*** Opening Material shown ***

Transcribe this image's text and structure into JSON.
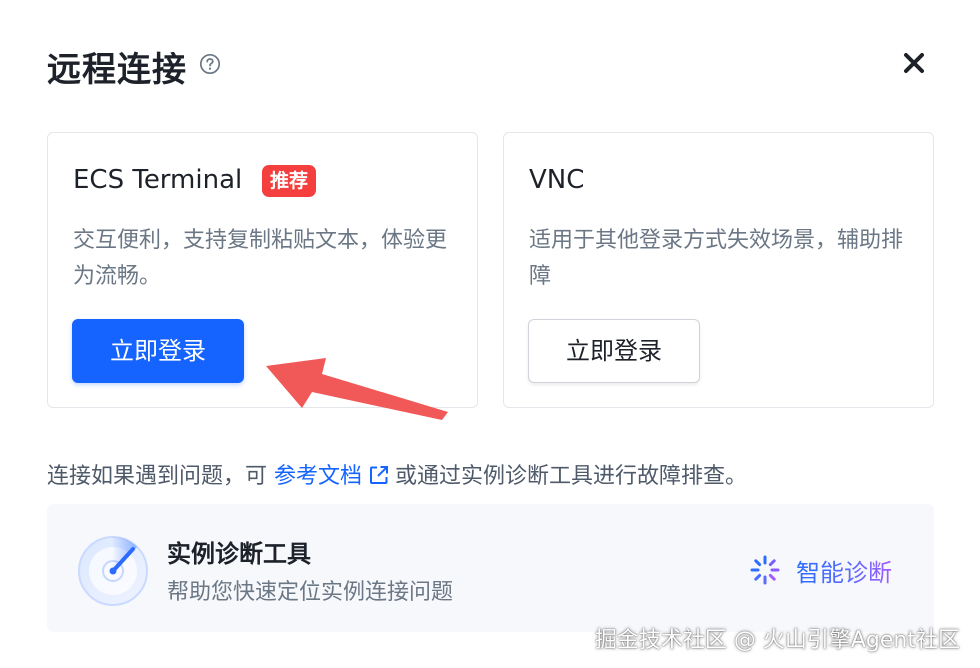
{
  "dialog": {
    "title": "远程连接",
    "help_icon": "question-circle-icon",
    "close_icon": "close-icon"
  },
  "cards": {
    "ecs": {
      "title": "ECS Terminal",
      "badge": "推荐",
      "description": "交互便利，支持复制粘贴文本，体验更为流畅。",
      "button_label": "立即登录"
    },
    "vnc": {
      "title": "VNC",
      "description": "适用于其他登录方式失效场景，辅助排障",
      "button_label": "立即登录"
    }
  },
  "info": {
    "prefix": "连接如果遇到问题，可 ",
    "link_text": "参考文档",
    "link_icon": "external-link-icon",
    "suffix": "或通过实例诊断工具进行故障排查。"
  },
  "diagnosis_tool": {
    "title": "实例诊断工具",
    "description": "帮助您快速定位实例连接问题",
    "action_label": "智能诊断",
    "action_icon": "sparkle-icon"
  },
  "watermark": "掘金技术社区 @ 火山引擎Agent社区",
  "colors": {
    "primary": "#1664ff",
    "badge": "#f53f3f",
    "annotation_arrow": "#f04f4f",
    "panel_bg": "#f6f8fc"
  }
}
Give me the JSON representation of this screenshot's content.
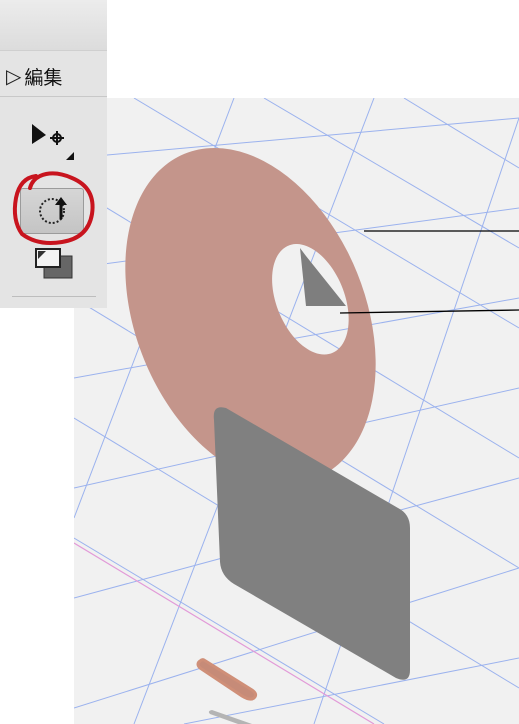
{
  "palette": {
    "title": "編集",
    "tools": [
      {
        "name": "move-tool",
        "icon": "arrow-move-icon"
      },
      {
        "name": "rotate-tool",
        "icon": "rotate-icon",
        "selected": true
      },
      {
        "name": "scale-tool",
        "icon": "scale-icon"
      }
    ]
  },
  "colors": {
    "disc": "#c4958b",
    "plate": "#808080",
    "grid": "#9bb2ee",
    "axis_x": "#e29ad8",
    "annotation_circle": "#c8141e",
    "viewport_bg": "#f1f1f1"
  },
  "scene": {
    "objects": [
      "disc-with-hole",
      "square-plate",
      "small-disc-preview",
      "small-plate-preview"
    ],
    "callout_lines": 2
  }
}
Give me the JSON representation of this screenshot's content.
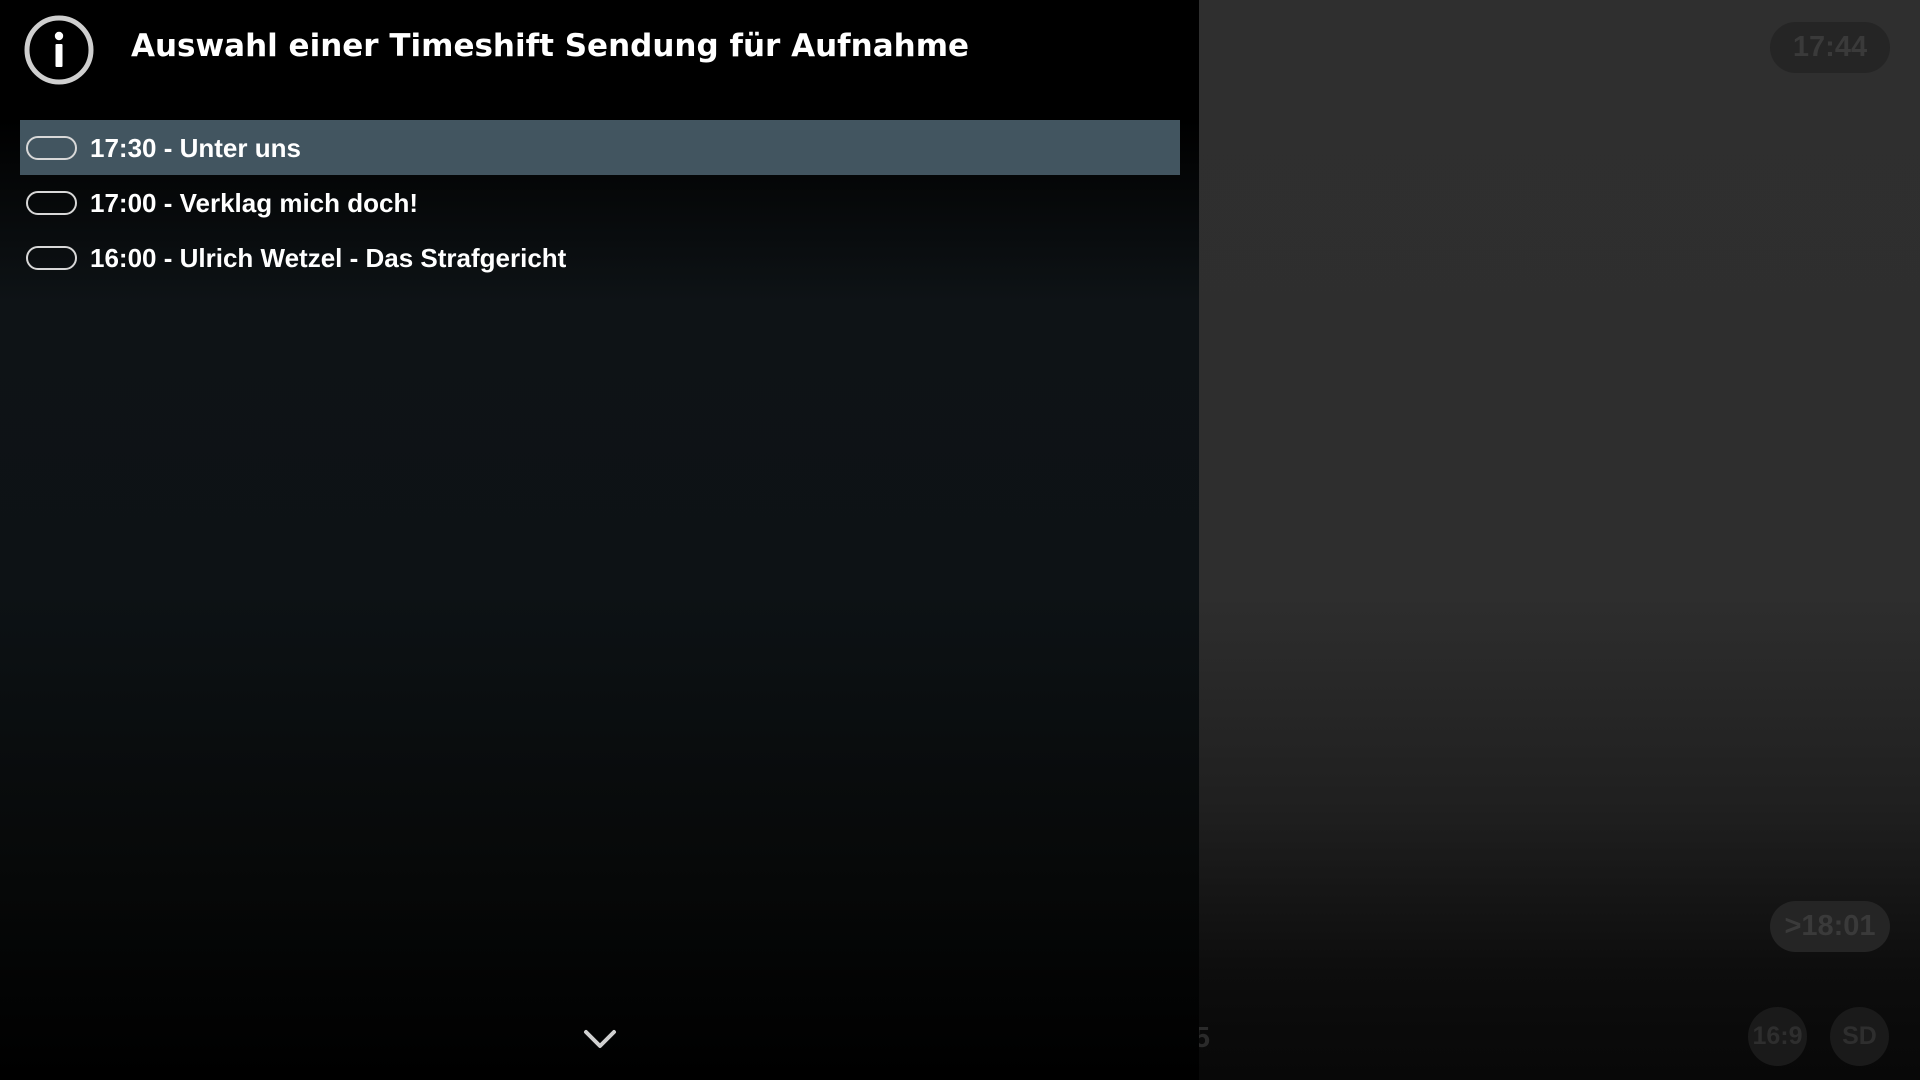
{
  "dialog": {
    "title": "Auswahl einer Timeshift Sendung für Aufnahme",
    "header_icon": "info-icon",
    "items": [
      {
        "label": "17:30 - Unter uns",
        "selected": true
      },
      {
        "label": "17:00 - Verklag mich doch!",
        "selected": false
      },
      {
        "label": "16:00 - Ulrich Wetzel - Das Strafgericht",
        "selected": false
      }
    ],
    "scroll_icon": "chevron-down-icon"
  },
  "osd": {
    "clock": "17:44",
    "end_time": ">18:01",
    "aspect": "16:9",
    "resolution": "SD",
    "partial_text": "5"
  },
  "colors": {
    "selected_row": "#425560",
    "text": "#ffffff",
    "radio_border": "#d8d8d8"
  }
}
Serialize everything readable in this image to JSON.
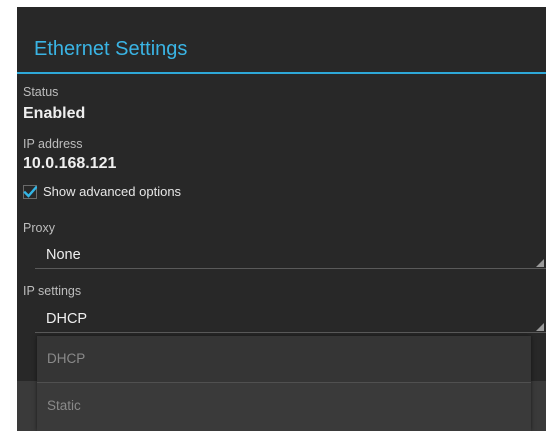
{
  "dialog": {
    "title": "Ethernet Settings",
    "accent_color": "#33b5e5"
  },
  "status": {
    "label": "Status",
    "value": "Enabled"
  },
  "ip_address": {
    "label": "IP address",
    "value": "10.0.168.121"
  },
  "advanced": {
    "label": "Show advanced options",
    "checked": true
  },
  "proxy": {
    "label": "Proxy",
    "selected": "None"
  },
  "ip_settings": {
    "label": "IP settings",
    "selected": "DHCP",
    "options": [
      "DHCP",
      "Static"
    ]
  },
  "icons": {
    "checkbox": "checkmark-icon",
    "spinner": "spinner-corner-triangle-icon"
  }
}
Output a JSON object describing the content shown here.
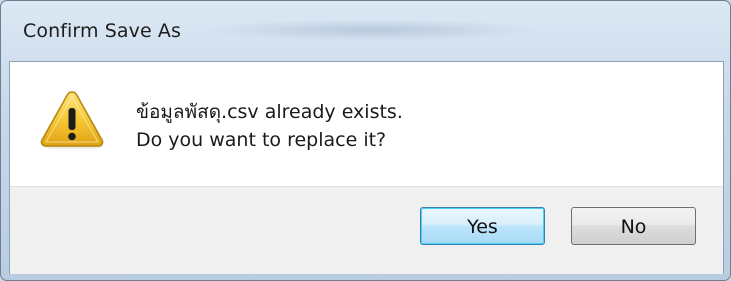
{
  "window": {
    "title": "Confirm Save As"
  },
  "message": {
    "line1": "ข้อมูลพัสดุ.csv already exists.",
    "line2": "Do you want to replace it?"
  },
  "icon": {
    "name": "warning-icon",
    "color": "#f2c12e"
  },
  "buttons": {
    "yes_label": "Yes",
    "no_label": "No",
    "default": "yes"
  },
  "colors": {
    "titlebar": "#c7d8ea",
    "footer": "#f0f0f0",
    "default_button_border": "#3c7fb1"
  }
}
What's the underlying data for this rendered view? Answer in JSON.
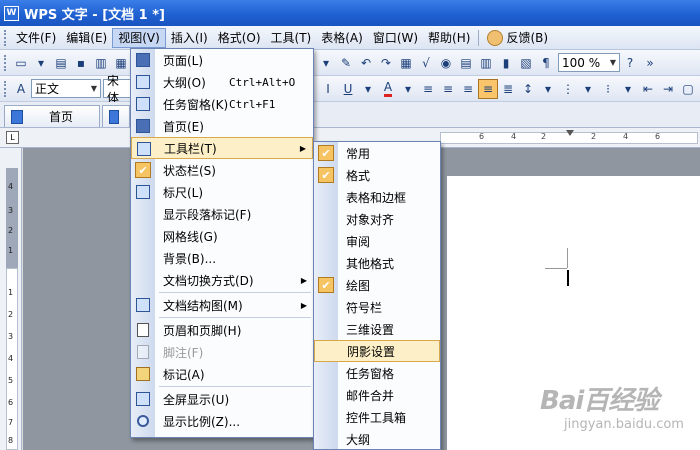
{
  "window": {
    "title": "WPS 文字 - [文档 1 *]",
    "app_icon_letter": "W"
  },
  "menubar": {
    "items": [
      "文件(F)",
      "编辑(E)",
      "视图(V)",
      "插入(I)",
      "格式(O)",
      "工具(T)",
      "表格(A)",
      "窗口(W)",
      "帮助(H)"
    ],
    "feedback": "反馈(B)"
  },
  "toolbar": {
    "zoom": "100 %",
    "style": "正文",
    "font": "宋体",
    "underline": "U",
    "font_color": "A"
  },
  "tabs": [
    "首页"
  ],
  "ruler": {
    "h_numbers": [
      "6",
      "4",
      "2",
      "2",
      "4",
      "6"
    ],
    "v_numbers": [
      "4",
      "3",
      "2",
      "1",
      "1",
      "2",
      "3",
      "4",
      "5",
      "6",
      "7",
      "8"
    ]
  },
  "view_menu": {
    "items": [
      {
        "label": "页面(L)"
      },
      {
        "label": "大纲(O)",
        "shortcut": "Ctrl+Alt+O"
      },
      {
        "label": "任务窗格(K)",
        "shortcut": "Ctrl+F1"
      },
      {
        "label": "首页(E)"
      },
      {
        "label": "工具栏(T)"
      },
      {
        "label": "状态栏(S)"
      },
      {
        "label": "标尺(L)"
      },
      {
        "label": "显示段落标记(F)"
      },
      {
        "label": "网格线(G)"
      },
      {
        "label": "背景(B)..."
      },
      {
        "label": "文档切换方式(D)"
      },
      {
        "label": "文档结构图(M)"
      },
      {
        "label": "页眉和页脚(H)"
      },
      {
        "label": "脚注(F)"
      },
      {
        "label": "标记(A)"
      },
      {
        "label": "全屏显示(U)"
      },
      {
        "label": "显示比例(Z)..."
      }
    ]
  },
  "toolbar_submenu": {
    "items": [
      "常用",
      "格式",
      "表格和边框",
      "对象对齐",
      "审阅",
      "其他格式",
      "绘图",
      "符号栏",
      "三维设置",
      "阴影设置",
      "任务窗格",
      "邮件合并",
      "控件工具箱",
      "大纲"
    ]
  },
  "watermark": {
    "logo": "Bai百经验",
    "site": "jingyan.baidu.com"
  }
}
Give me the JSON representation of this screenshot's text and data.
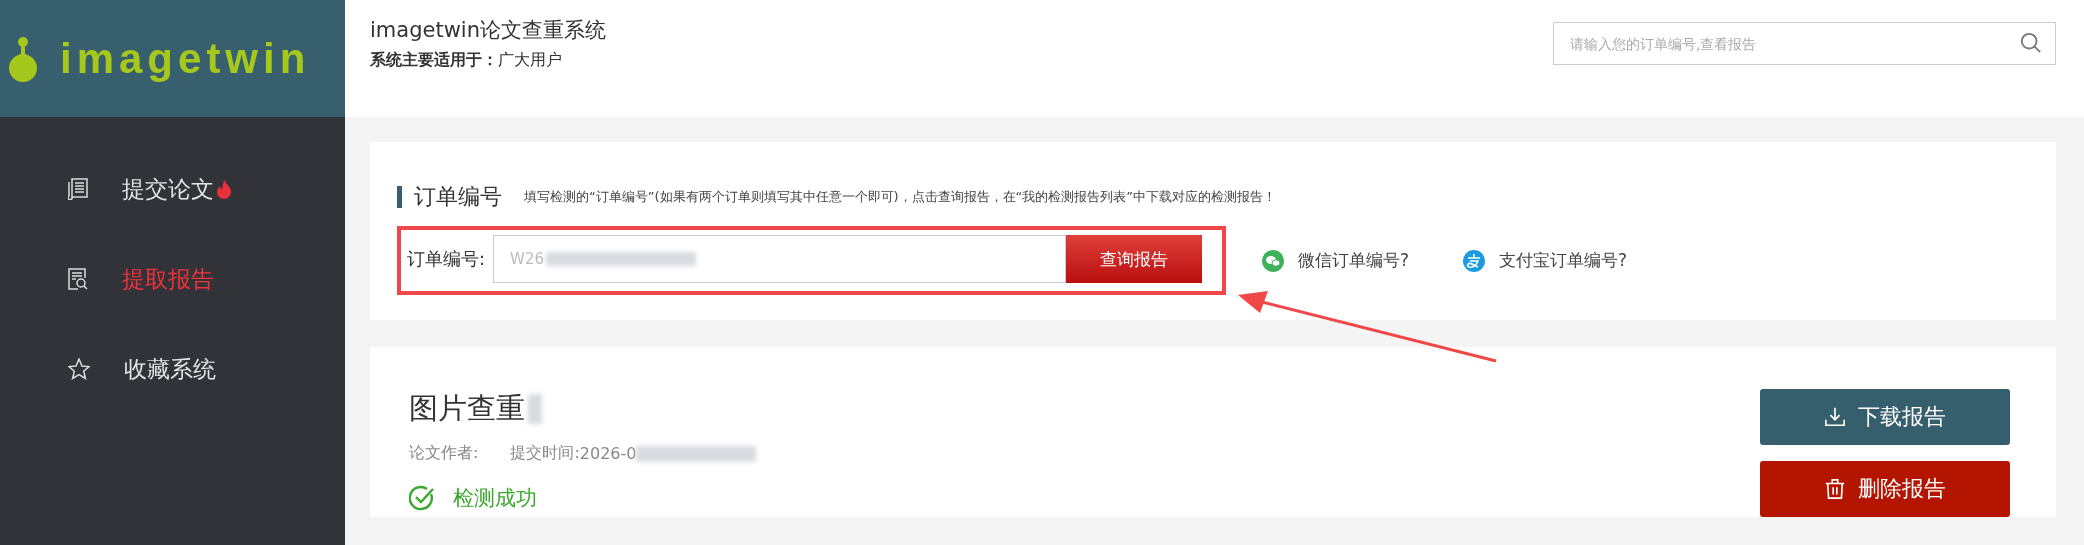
{
  "logo": {
    "text": "imagetwin"
  },
  "sidebar": {
    "items": [
      {
        "kind": "document",
        "label": "提交论文",
        "hot": true,
        "selected": false
      },
      {
        "kind": "report-search",
        "label": "提取报告",
        "hot": false,
        "selected": true
      },
      {
        "kind": "star",
        "label": "收藏系统",
        "hot": false,
        "selected": false
      }
    ]
  },
  "header": {
    "title": "imagetwin论文查重系统",
    "subtitle_label": "系统主要适用于：",
    "subtitle_value": "广大用户",
    "search": {
      "placeholder": "请输入您的订单编号,查看报告"
    }
  },
  "order_section": {
    "title": "订单编号",
    "hint": "填写检测的“订单编号”(如果有两个订单则填写其中任意一个即可)，点击查询报告，在“我的检测报告列表”中下载对应的检测报告！",
    "field_label": "订单编号:",
    "field_value": "W26",
    "field_redacted": true,
    "query_button": "查询报告",
    "links": [
      {
        "kind": "wechat",
        "label": "微信订单编号?"
      },
      {
        "kind": "alipay",
        "label": "支付宝订单编号?"
      }
    ]
  },
  "report": {
    "title": "图片查重",
    "title_redacted": true,
    "author_label": "论文作者:",
    "time_label": "提交时间:",
    "time_value": "2026-0",
    "time_redacted": true,
    "status": "检测成功",
    "buttons": [
      {
        "kind": "download",
        "label": "下载报告"
      },
      {
        "kind": "delete",
        "label": "删除报告"
      }
    ]
  }
}
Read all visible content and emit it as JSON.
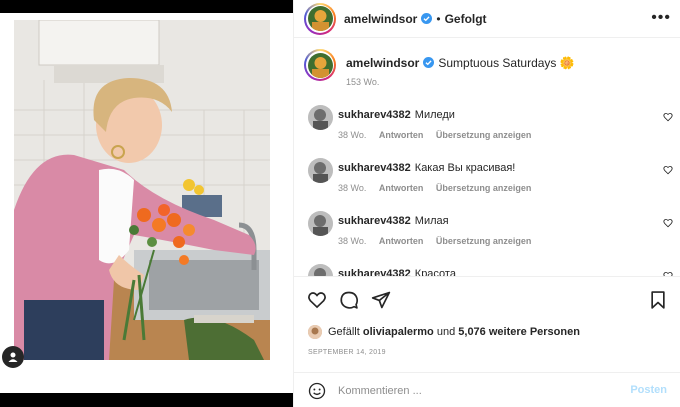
{
  "colors": {
    "accent": "#0095f6",
    "post_disabled": "#b2dffc",
    "muted": "#8e8e8e",
    "verified": "#3897f0"
  },
  "header": {
    "username": "amelwindsor",
    "separator": "•",
    "follow_status": "Gefolgt",
    "more_icon": "more-horizontal-icon"
  },
  "caption": {
    "username": "amelwindsor",
    "text": "Sumptuous Saturdays",
    "emoji": "🌼",
    "time": "153 Wo."
  },
  "comments": [
    {
      "username": "sukharev4382",
      "text": "Миледи",
      "time": "38 Wo.",
      "reply": "Antworten",
      "translate": "Übersetzung anzeigen"
    },
    {
      "username": "sukharev4382",
      "text": "Какая Вы красивая!",
      "time": "38 Wo.",
      "reply": "Antworten",
      "translate": "Übersetzung anzeigen"
    },
    {
      "username": "sukharev4382",
      "text": "Милая",
      "time": "38 Wo.",
      "reply": "Antworten",
      "translate": "Übersetzung anzeigen"
    },
    {
      "username": "sukharev4382",
      "text": "Красота",
      "time": "",
      "reply": "",
      "translate": ""
    }
  ],
  "likes": {
    "prefix": "Gefällt",
    "user": "oliviapalermo",
    "middle": "und",
    "others": "5,076 weitere Personen"
  },
  "date": "SEPTEMBER 14, 2019",
  "add_comment": {
    "placeholder": "Kommentieren ...",
    "post_label": "Posten"
  }
}
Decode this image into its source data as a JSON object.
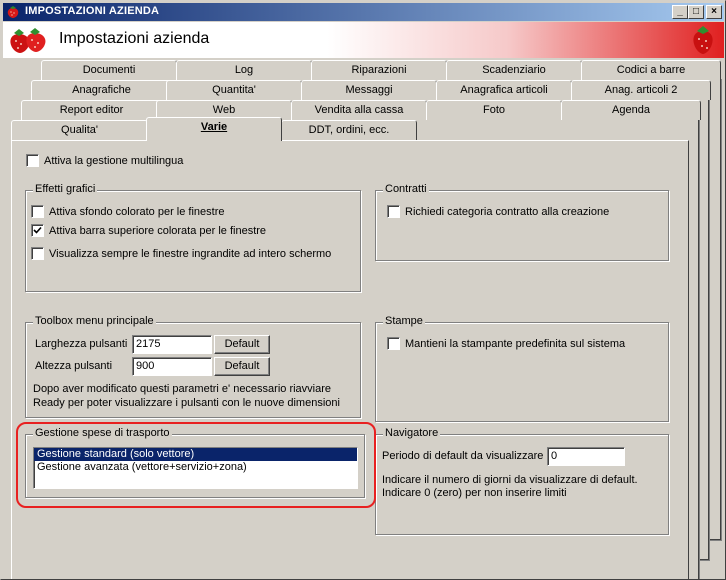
{
  "window": {
    "title": "IMPOSTAZIONI AZIENDA",
    "header_title": "Impostazioni azienda",
    "controls": {
      "minimize": "_",
      "maximize": "□",
      "close": "×"
    }
  },
  "tabs": {
    "row1": [
      "Documenti",
      "Log",
      "Riparazioni",
      "Scadenziario",
      "Codici a barre"
    ],
    "row2": [
      "Anagrafiche",
      "Quantita'",
      "Messaggi",
      "Anagrafica articoli",
      "Anag. articoli 2"
    ],
    "row3": [
      "Report editor",
      "Web",
      "Vendita alla cassa",
      "Foto",
      "Agenda"
    ],
    "row4": [
      "Qualita'",
      "Varie",
      "DDT, ordini, ecc."
    ],
    "active": "Varie"
  },
  "multilingua": {
    "label": "Attiva la gestione multilingua",
    "checked": false
  },
  "effetti_grafici": {
    "title": "Effetti grafici",
    "options": [
      {
        "label": "Attiva sfondo colorato per le finestre",
        "checked": false
      },
      {
        "label": "Attiva barra superiore colorata per le finestre",
        "checked": true
      },
      {
        "label": "Visualizza sempre le finestre ingrandite ad intero schermo",
        "checked": false
      }
    ]
  },
  "contratti": {
    "title": "Contratti",
    "option": {
      "label": "Richiedi categoria contratto alla creazione",
      "checked": false
    }
  },
  "toolbox": {
    "title": "Toolbox menu principale",
    "width_label": "Larghezza pulsanti",
    "width_value": "2175",
    "height_label": "Altezza pulsanti",
    "height_value": "900",
    "default_label": "Default",
    "note_line1": "Dopo aver modificato questi parametri e' necessario riavviare",
    "note_line2": "Ready per poter visualizzare i pulsanti con le nuove dimensioni"
  },
  "stampe": {
    "title": "Stampe",
    "option": {
      "label": "Mantieni la stampante predefinita sul sistema",
      "checked": false
    }
  },
  "spese_trasporto": {
    "title": "Gestione spese di trasporto",
    "items": [
      "Gestione standard (solo vettore)",
      "Gestione avanzata (vettore+servizio+zona)"
    ],
    "selected_index": 0
  },
  "navigatore": {
    "title": "Navigatore",
    "period_label": "Periodo di default da visualizzare",
    "period_value": "0",
    "note_line1": "Indicare il numero di giorni da visualizzare di default.",
    "note_line2": "Indicare 0 (zero) per non inserire limiti"
  },
  "colors": {
    "titlebar_start": "#0a246a",
    "titlebar_end": "#a6caf0",
    "highlight": "#e82020",
    "selection": "#0a246a"
  }
}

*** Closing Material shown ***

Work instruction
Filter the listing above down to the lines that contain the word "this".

Written response
Transcribe this image's text and structure into JSON.
Give me the JSON representation of this screenshot's content.
Give me the JSON representation of this screenshot's content.
Serialize everything readable in this image to JSON.
What's the underlying data for this rendered view? Answer in JSON.
Give me the JSON representation of this screenshot's text and data.
Decode this image into its source data as a JSON object.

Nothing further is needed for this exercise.